In France, where President Jacques Chirac enjoyed a surge in popularity after refusing to support the coalition effort, the terrorist threat was deemed high by 55 percent of respondents. For more, click here.

In The Netherlands, which has had its share of controversies over the integration of foreign-born citizens and the assassination of filmmaker Theo Van Gogh, 51 percent expected an act of terrorism. For more click here.

In Austria, terrorism barely registered on the radar screen. Only 18 percent of Austrians were worried about an attack. For more click here.

HOW TO DEAL WITH AN ATTACK?

In Canada last year, almost six in ten Canadians thought all levels of government, as well as police, emergency and medical personnel were inadequately prepared to deal with a terrorist attack in a Canadian city. For more click here.

In the United States, The Patriot Act, a policy that enables the federal government to gather information on suspected terrorists through court-ordered wiretaps and searches, is still supported by a majority of Americans. For more click here.

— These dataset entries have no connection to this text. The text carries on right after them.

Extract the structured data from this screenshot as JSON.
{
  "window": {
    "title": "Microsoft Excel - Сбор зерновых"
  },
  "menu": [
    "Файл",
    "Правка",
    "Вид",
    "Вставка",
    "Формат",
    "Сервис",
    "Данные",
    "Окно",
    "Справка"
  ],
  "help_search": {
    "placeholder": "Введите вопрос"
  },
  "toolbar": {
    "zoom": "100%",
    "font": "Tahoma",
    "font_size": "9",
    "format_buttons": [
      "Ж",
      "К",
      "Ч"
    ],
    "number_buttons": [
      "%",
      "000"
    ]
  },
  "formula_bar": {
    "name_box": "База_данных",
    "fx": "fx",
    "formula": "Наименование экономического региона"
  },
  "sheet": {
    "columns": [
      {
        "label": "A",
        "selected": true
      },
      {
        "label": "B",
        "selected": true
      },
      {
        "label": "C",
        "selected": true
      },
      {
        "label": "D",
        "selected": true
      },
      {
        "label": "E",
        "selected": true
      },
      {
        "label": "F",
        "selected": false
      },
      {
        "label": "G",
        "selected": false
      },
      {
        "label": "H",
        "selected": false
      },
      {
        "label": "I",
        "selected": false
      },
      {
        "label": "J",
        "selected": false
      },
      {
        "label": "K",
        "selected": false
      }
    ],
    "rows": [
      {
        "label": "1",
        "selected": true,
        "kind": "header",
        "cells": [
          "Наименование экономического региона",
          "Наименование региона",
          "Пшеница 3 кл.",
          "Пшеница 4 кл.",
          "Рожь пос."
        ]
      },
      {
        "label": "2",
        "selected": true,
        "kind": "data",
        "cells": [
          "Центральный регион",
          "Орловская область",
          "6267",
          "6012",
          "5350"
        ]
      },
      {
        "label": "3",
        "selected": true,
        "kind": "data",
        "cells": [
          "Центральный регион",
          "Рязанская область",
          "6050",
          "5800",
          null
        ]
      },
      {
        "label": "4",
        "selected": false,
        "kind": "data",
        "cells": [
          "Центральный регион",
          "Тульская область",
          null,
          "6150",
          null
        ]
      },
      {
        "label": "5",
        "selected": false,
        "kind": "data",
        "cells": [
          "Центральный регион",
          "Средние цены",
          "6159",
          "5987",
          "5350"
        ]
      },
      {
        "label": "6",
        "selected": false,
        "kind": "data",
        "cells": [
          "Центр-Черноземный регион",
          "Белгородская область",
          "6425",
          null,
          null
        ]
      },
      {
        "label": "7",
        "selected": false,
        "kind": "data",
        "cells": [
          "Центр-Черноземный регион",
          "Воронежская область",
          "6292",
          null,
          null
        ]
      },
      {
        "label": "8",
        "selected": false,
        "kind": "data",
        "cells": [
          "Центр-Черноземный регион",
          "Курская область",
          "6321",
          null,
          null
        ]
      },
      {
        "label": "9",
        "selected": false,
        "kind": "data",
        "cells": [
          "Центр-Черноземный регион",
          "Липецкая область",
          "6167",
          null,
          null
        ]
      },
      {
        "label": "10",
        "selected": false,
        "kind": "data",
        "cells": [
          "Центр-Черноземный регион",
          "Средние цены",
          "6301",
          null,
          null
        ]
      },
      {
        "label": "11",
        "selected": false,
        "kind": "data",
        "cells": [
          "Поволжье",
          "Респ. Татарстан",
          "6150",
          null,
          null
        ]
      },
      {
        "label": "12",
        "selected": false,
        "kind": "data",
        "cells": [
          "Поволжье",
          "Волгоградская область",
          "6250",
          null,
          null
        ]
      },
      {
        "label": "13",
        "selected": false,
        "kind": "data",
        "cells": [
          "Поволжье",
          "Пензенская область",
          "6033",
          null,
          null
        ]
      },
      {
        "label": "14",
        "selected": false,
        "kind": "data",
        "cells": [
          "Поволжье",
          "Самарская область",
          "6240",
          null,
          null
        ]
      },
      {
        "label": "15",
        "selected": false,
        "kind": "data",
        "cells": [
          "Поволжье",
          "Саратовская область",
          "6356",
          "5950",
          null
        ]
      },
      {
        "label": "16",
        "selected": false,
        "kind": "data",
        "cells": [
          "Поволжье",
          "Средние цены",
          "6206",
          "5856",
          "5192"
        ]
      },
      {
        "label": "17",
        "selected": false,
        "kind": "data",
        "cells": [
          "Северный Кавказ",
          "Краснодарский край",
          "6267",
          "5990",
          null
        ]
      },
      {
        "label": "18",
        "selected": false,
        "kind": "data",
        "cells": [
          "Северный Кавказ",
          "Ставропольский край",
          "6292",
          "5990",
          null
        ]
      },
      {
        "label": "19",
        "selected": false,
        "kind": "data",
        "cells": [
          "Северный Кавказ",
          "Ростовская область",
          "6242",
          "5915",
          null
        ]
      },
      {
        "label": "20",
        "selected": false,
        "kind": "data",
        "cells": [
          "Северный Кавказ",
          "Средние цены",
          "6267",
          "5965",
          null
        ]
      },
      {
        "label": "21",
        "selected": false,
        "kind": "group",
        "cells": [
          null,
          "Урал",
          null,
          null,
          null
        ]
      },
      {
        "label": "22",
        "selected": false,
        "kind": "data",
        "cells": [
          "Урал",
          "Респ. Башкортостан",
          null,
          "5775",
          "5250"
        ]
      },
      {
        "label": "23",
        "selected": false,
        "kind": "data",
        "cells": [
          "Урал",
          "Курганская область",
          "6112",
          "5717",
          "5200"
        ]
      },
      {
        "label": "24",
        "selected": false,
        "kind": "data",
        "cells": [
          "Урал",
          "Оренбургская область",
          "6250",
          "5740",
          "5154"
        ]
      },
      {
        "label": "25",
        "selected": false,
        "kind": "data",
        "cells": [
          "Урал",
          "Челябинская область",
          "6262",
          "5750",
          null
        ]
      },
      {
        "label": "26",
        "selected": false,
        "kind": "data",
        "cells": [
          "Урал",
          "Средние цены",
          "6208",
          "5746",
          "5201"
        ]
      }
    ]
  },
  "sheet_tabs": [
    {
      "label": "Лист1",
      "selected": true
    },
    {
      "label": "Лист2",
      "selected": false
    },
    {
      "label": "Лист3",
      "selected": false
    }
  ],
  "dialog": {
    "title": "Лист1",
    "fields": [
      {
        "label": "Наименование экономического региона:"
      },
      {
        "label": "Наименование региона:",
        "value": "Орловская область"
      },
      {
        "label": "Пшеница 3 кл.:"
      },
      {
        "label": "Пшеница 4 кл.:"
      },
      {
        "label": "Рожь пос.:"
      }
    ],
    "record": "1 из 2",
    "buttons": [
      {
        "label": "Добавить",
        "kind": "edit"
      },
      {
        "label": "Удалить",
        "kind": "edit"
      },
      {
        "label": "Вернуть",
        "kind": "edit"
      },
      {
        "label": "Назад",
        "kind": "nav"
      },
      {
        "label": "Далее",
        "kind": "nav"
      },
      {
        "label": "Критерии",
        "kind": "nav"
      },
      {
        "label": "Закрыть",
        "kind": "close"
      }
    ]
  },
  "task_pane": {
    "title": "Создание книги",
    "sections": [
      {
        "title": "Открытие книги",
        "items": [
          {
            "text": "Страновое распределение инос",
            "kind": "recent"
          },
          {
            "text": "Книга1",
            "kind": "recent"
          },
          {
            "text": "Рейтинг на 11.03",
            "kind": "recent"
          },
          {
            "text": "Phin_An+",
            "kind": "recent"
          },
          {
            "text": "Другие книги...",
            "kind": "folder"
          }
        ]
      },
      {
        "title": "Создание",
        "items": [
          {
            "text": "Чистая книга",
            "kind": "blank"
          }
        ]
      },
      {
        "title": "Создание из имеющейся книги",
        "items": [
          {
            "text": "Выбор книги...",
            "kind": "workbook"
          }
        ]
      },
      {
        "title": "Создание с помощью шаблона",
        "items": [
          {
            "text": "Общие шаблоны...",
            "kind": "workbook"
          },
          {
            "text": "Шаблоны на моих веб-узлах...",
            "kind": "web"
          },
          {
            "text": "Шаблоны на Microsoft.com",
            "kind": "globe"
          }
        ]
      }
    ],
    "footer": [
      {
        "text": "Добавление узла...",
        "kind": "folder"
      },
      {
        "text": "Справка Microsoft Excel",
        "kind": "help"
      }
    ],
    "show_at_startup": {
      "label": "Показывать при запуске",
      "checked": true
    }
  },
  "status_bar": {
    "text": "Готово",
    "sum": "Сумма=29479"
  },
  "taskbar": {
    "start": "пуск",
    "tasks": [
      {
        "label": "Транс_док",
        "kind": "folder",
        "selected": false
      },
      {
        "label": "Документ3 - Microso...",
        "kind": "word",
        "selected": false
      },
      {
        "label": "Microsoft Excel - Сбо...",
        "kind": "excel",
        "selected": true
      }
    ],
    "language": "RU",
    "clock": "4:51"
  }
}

In Britain, The Anti-Terrorism Law designed by the Labour government after the July 2005 attacks in London was revised in the House of Commons, to allow for a 28-day detention period for suspected terrorists instead of the 90-day period sought by British Prime Minister Tony Blair. The public is almost equally split on the issue. For more click here.

THE I.D. CARD DEBATE

In Australia, most believe issuing an identity card would be a good idea. The plan is expected to be introduced later this year, as Prime Minister John Howard currently holds a majority in both the House of Representatives and the Senate. For more click here.

In the United States, uniform guidelines for driver's licenses became a reality in December 2004, but a national ID card has not been approved. Fifty percent of Americans would support the idea. For more click here.

In Britain, people are mostly supportive of the identity card scheme, but 63 percent believe it will not reduce the chances of a new terrorist attack in their country. For more click here.

TrendWatch runs twice monthly on The Tyee.  [Tyee]

Share this article

The Tyee is supported by readers like you

Join us and grow independent media in Canada

Facts matter. Get The Tyee's in-depth journalism delivered to your inbox for free.

LATEST STORIES

The Barometer

Tyee Poll: Do You Try to Eat Local Where You Live?

Take this week's poll